The economics of future forest projects to capture CO2 are laid out on 9-10. We find c10% unlevered IRRs at $50/ton CO2 costs.
What model should fuel-retailers use, to collect CO2 credits at the point of fuel-sale? We lay out three options on pages 11-14. Two uplift NPVs 15-25%. One could double or treble valuations, but requires more risk, and trust.
The ultimate scalability of forest projects is assessed on pages 15-19, calculating the total acreage, total CO2 absorption and total fossil fuels that can thus be preserved in the mix. Next-generation bioscience technologies provide upside.
A summary of different companies forest/retail initiatives so far is outlined on page 21.
E-scooters can transform urban mobility, eliminating 2Mbpd of oil demand by 2030, competing amidst the ascent of “electric vehicles” and re-shaping urban economies. These implications follow from e-scooters having 25-50x higher energy efficiencies, higher convenience and c50% lower costs than gasoline vehicles, over short 1-2 mile journeys. Our 12-page note explores the consequences.
Page 2 charts the meteoric ascent of e-scooters. In their first year of deployment, they matched the peak growth rate of taxi-apps (e.g., Uber) and overtook ride-sharing bicycles which have been under commercialisation for quarter-of-a-century.
Page 3 assesses the leading companies, all of which launched in late-2017 or early-2018, and have since raised $1.5bn.
Pages 4-5 compares the energy-economics of electric scooters with fourteen other vehicle concepts, explaining the physics of e-scooters’ 25-50x higher efficiencies.
Page 6 compares the relative benefits of e-scooters versus electric cars, which are clearest when comparing the relative strain on grid infrastructure.
Pages 7-8 show how e-scooters displace oil demand, outlining our projections for 2Mbpd of demand destruction globally by 2030. This oil demand is not “replaced” by electricity demand. c95-98% of it is simply eliminated.
Pages 9-11 model the per-mile costs of e-scooters, as a function of multiple input variables, showing the most competitive contexts relative to cars and taxis.
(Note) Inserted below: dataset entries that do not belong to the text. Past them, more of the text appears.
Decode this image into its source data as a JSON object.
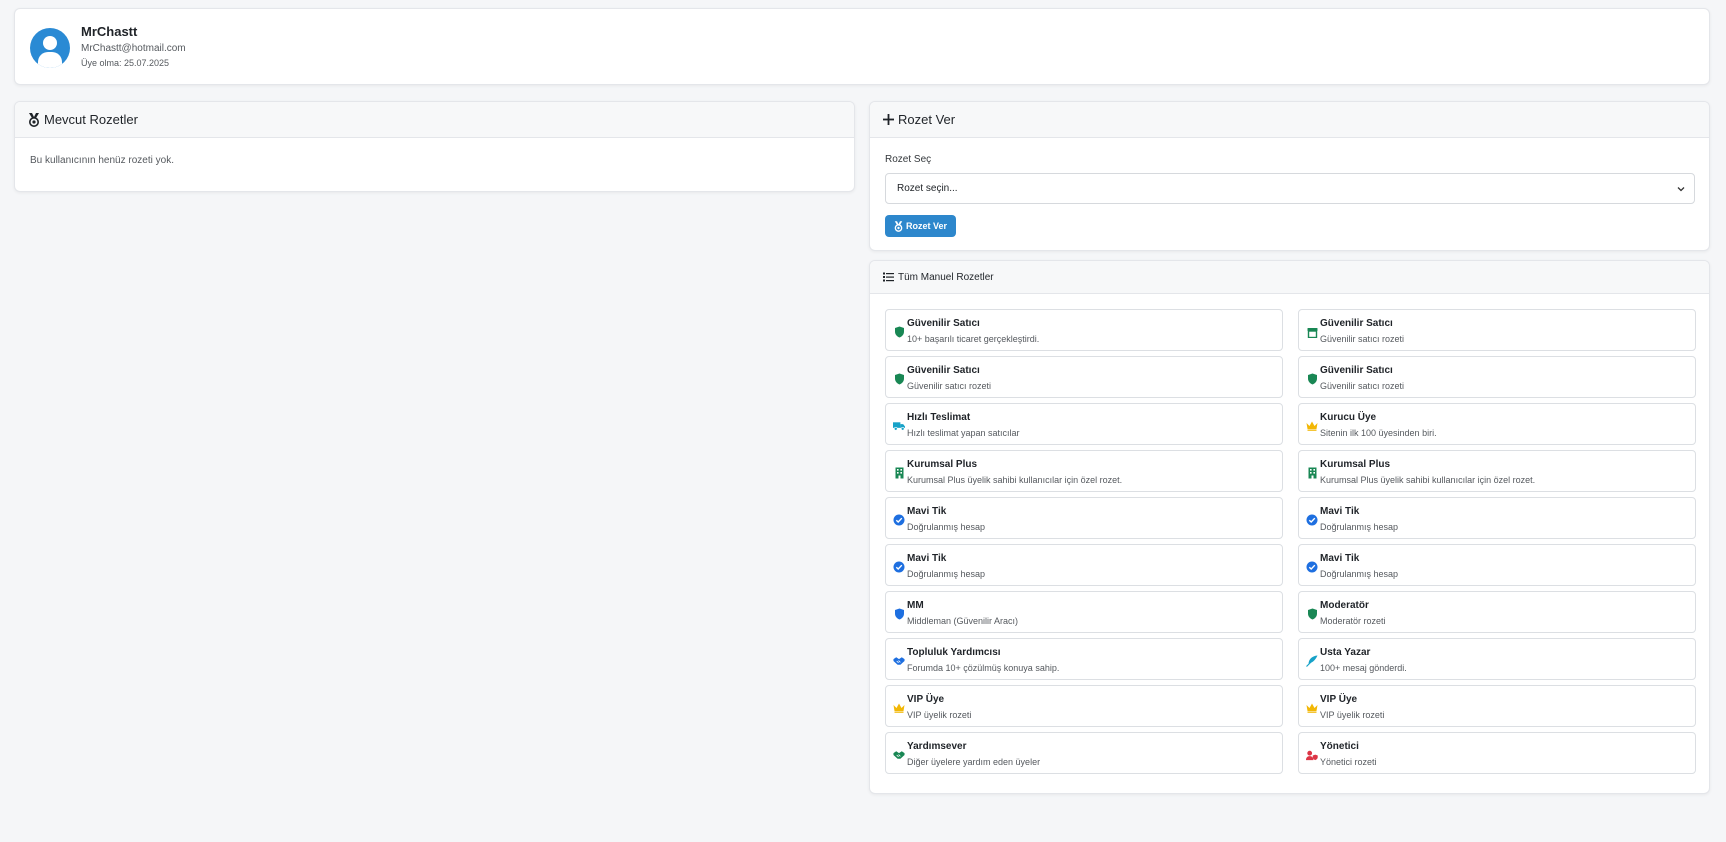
{
  "profile": {
    "username": "MrChastt",
    "email": "MrChastt@hotmail.com",
    "member_since": "Üye olma: 25.07.2025"
  },
  "current_badges": {
    "title": "Mevcut Rozetler",
    "empty_text": "Bu kullanıcının henüz rozeti yok."
  },
  "give_badge": {
    "title": "Rozet Ver",
    "field_label": "Rozet Seç",
    "select_value": "Rozet seçin...",
    "button_label": "Rozet Ver"
  },
  "all_badges": {
    "title": "Tüm Manuel Rozetler",
    "items": [
      {
        "name": "Güvenilir Satıcı",
        "desc": "10+ başarılı ticaret gerçekleştirdi.",
        "icon": "shield-icon",
        "color": "#198754"
      },
      {
        "name": "Güvenilir Satıcı",
        "desc": "Güvenilir satıcı rozeti",
        "icon": "store-icon",
        "color": "#198754"
      },
      {
        "name": "Güvenilir Satıcı",
        "desc": "Güvenilir satıcı rozeti",
        "icon": "shield-icon",
        "color": "#198754"
      },
      {
        "name": "Güvenilir Satıcı",
        "desc": "Güvenilir satıcı rozeti",
        "icon": "shield-icon",
        "color": "#198754"
      },
      {
        "name": "Hızlı Teslimat",
        "desc": "Hızlı teslimat yapan satıcılar",
        "icon": "truck-icon",
        "color": "#17a2c8"
      },
      {
        "name": "Kurucu Üye",
        "desc": "Sitenin ilk 100 üyesinden biri.",
        "icon": "crown-icon",
        "color": "#f2b705"
      },
      {
        "name": "Kurumsal Plus",
        "desc": "Kurumsal Plus üyelik sahibi kullanıcılar için özel rozet.",
        "icon": "building-icon",
        "color": "#198754"
      },
      {
        "name": "Kurumsal Plus",
        "desc": "Kurumsal Plus üyelik sahibi kullanıcılar için özel rozet.",
        "icon": "building-icon",
        "color": "#198754"
      },
      {
        "name": "Mavi Tik",
        "desc": "Doğrulanmış hesap",
        "icon": "check-circle-icon",
        "color": "#1e6fe0"
      },
      {
        "name": "Mavi Tik",
        "desc": "Doğrulanmış hesap",
        "icon": "check-circle-icon",
        "color": "#1e6fe0"
      },
      {
        "name": "Mavi Tik",
        "desc": "Doğrulanmış hesap",
        "icon": "check-circle-icon",
        "color": "#1e6fe0"
      },
      {
        "name": "Mavi Tik",
        "desc": "Doğrulanmış hesap",
        "icon": "check-circle-icon",
        "color": "#1e6fe0"
      },
      {
        "name": "MM",
        "desc": "Middleman (Güvenilir Aracı)",
        "icon": "shield-icon",
        "color": "#1e6fe0"
      },
      {
        "name": "Moderatör",
        "desc": "Moderatör rozeti",
        "icon": "shield-icon",
        "color": "#198754"
      },
      {
        "name": "Topluluk Yardımcısı",
        "desc": "Forumda 10+ çözülmüş konuya sahip.",
        "icon": "handshake-icon",
        "color": "#1e6fe0"
      },
      {
        "name": "Usta Yazar",
        "desc": "100+ mesaj gönderdi.",
        "icon": "feather-icon",
        "color": "#17a2c8"
      },
      {
        "name": "VIP Üye",
        "desc": "VIP üyelik rozeti",
        "icon": "crown-icon",
        "color": "#f2b705"
      },
      {
        "name": "VIP Üye",
        "desc": "VIP üyelik rozeti",
        "icon": "crown-icon",
        "color": "#f2b705"
      },
      {
        "name": "Yardımsever",
        "desc": "Diğer üyelere yardım eden üyeler",
        "icon": "handshake-icon",
        "color": "#198754"
      },
      {
        "name": "Yönetici",
        "desc": "Yönetici rozeti",
        "icon": "user-shield-icon",
        "color": "#dc3545"
      }
    ]
  }
}
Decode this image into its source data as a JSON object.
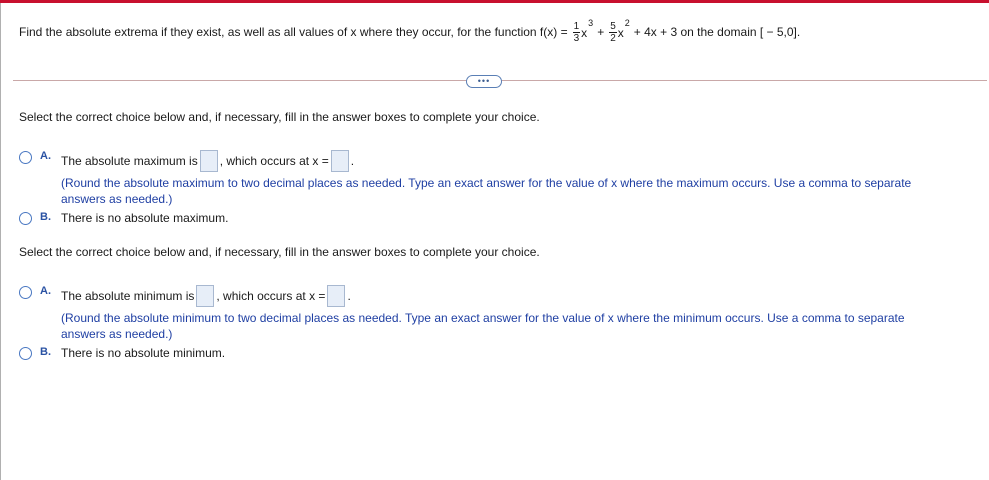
{
  "question": {
    "prefix": "Find the absolute extrema if they exist, as well as all values of x where they occur, for the function f(x) =",
    "term1_num": "1",
    "term1_den": "3",
    "term1_var": "x",
    "term1_exp": "3",
    "plus": "+",
    "term2_num": "5",
    "term2_den": "2",
    "term2_var": "x",
    "term2_exp": "2",
    "rest": "+ 4x + 3 on the domain [ − 5,0]."
  },
  "more_button": {
    "label": "•••"
  },
  "part1": {
    "instruction": "Select the correct choice below and, if necessary, fill in the answer boxes to complete your choice.",
    "option_a": {
      "letter": "A.",
      "text_before": "The absolute maximum is",
      "text_middle": ", which occurs at x =",
      "text_after": ".",
      "hint": "(Round the absolute maximum to two decimal places as needed. Type an exact answer for the value of x where the maximum occurs. Use a comma to separate answers as needed.)"
    },
    "option_b": {
      "letter": "B.",
      "text": "There is no absolute maximum."
    }
  },
  "part2": {
    "instruction": "Select the correct choice below and, if necessary, fill in the answer boxes to complete your choice.",
    "option_a": {
      "letter": "A.",
      "text_before": "The absolute minimum is",
      "text_middle": ", which occurs at x =",
      "text_after": ".",
      "hint": "(Round the absolute minimum to two decimal places as needed. Type an exact answer for the value of x where the minimum occurs. Use a comma to separate answers as needed.)"
    },
    "option_b": {
      "letter": "B.",
      "text": "There is no absolute minimum."
    }
  },
  "colors": {
    "accent_bar": "#c8102e",
    "radio": "#4a78c2",
    "hint_text": "#1f3fa3",
    "answer_box": "#e7eef8"
  }
}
Page 12 ends by exploring potential consequences for urban economies. Most of all, we expect economic growth to be supported, particularly for retail; conversely e-mobility may embolden policymakers to ban gasoline vehicles from cities.